Herein lies part of the problem. To help counteract the skills shortage, we have to make the software easier to use and force the software to be consumable versus strictly scientific. Communicating results is just as important as the results themselves. I strongly believe that statistical software needs to go through a revolution of its own and become as intuitive as a smartphone.
And speaking of smartphones...
Most statistical software produces an incredible amount of very large tables and charts, making it extremely difficult to comprehend in a mobile environment. I torture my eyes every time I try to read a report on my Blackberry.
Consumability means anywhere, anytime and through any device. It's time we hold statistical software to a higher standard.
Big Data
Let me get back to the chickens for a moment.
The volume, velocity and variety of data today is seemingly overwhelming traditional statistical software. Not to be cliché, but Big Data is giving the statistics industry big problems.
Previously, if we wanted to analyze any data, we would follow the same logical flow: decide what we want to predict or classify and build a model by bringing in all the predictors (independent variables). The size of predictors are often well below 100.
Today, however, we are dealing with thousands of different variables making traditional statistical analysis a serious hurdle. The machine capacity is no longer capable and many algorithms have been outpaced by data capacity.
The challenge calls for a new process of data reduction before modeling and new computation algorithms are required to handle millions of records and fields quickly in a distributed environment without passing the data back and forth multiple times.
Most importantly, we don't need to be chicken when it comes to Big Data.

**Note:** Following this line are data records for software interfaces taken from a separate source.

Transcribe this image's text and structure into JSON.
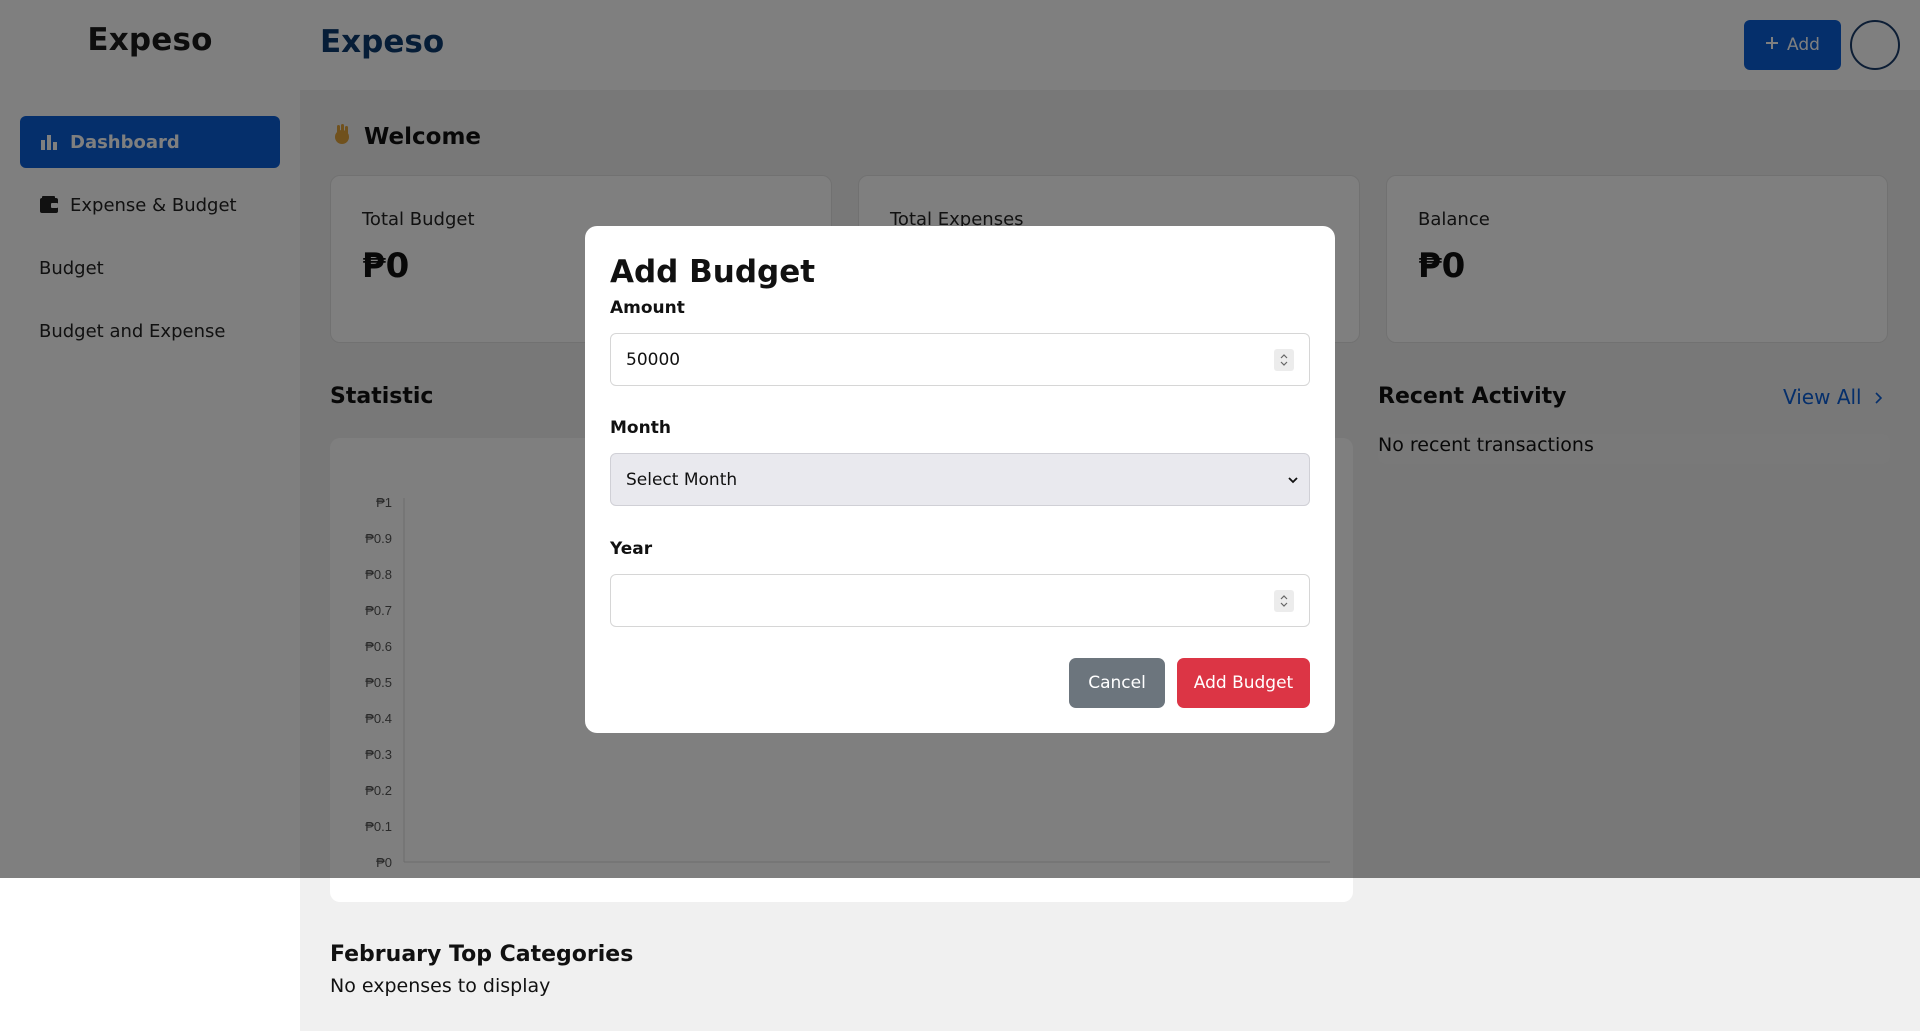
{
  "app": {
    "brand": "Expeso"
  },
  "sidebar": {
    "items": [
      {
        "label": "Dashboard",
        "icon": "bar-chart-icon",
        "active": true
      },
      {
        "label": "Expense & Budget",
        "icon": "wallet-icon",
        "active": false
      },
      {
        "label": "Budget",
        "icon": "",
        "active": false
      },
      {
        "label": "Budget and Expense",
        "icon": "",
        "active": false
      }
    ]
  },
  "header": {
    "brand": "Expeso",
    "add_label": "Add",
    "add_icon": "plus-icon"
  },
  "main": {
    "welcome": "Welcome",
    "welcome_icon": "waving-hand-icon",
    "cards": [
      {
        "label": "Total Budget",
        "value": "₱0"
      },
      {
        "label": "Total Expenses",
        "value": "₱0"
      },
      {
        "label": "Balance",
        "value": "₱0"
      }
    ],
    "statistic_title": "Statistic",
    "recent_title": "Recent Activity",
    "view_all": "View All",
    "recent_empty": "No recent transactions",
    "top_categories_title": "February Top Categories",
    "top_categories_empty": "No expenses to display"
  },
  "chart_data": {
    "type": "bar",
    "categories": [],
    "series": [],
    "title": "",
    "xlabel": "",
    "ylabel": "",
    "ylim": [
      0,
      1
    ],
    "y_ticks": [
      "₱1",
      "₱0.9",
      "₱0.8",
      "₱0.7",
      "₱0.6",
      "₱0.5",
      "₱0.4",
      "₱0.3",
      "₱0.2",
      "₱0.1",
      "₱0"
    ]
  },
  "modal": {
    "title": "Add Budget",
    "amount_label": "Amount",
    "amount_value": "50000",
    "month_label": "Month",
    "month_value": "Select Month",
    "year_label": "Year",
    "year_value": "",
    "cancel_label": "Cancel",
    "submit_label": "Add Budget"
  },
  "colors": {
    "primary": "#0b5ed7",
    "danger": "#dc3545",
    "secondary": "#6c757d",
    "brand_dark": "#0d3b6e"
  }
}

Creating new statistical techniques for Big Data will get us all to the other side of the road, and you'll never have to ask why.

Source: ibm.com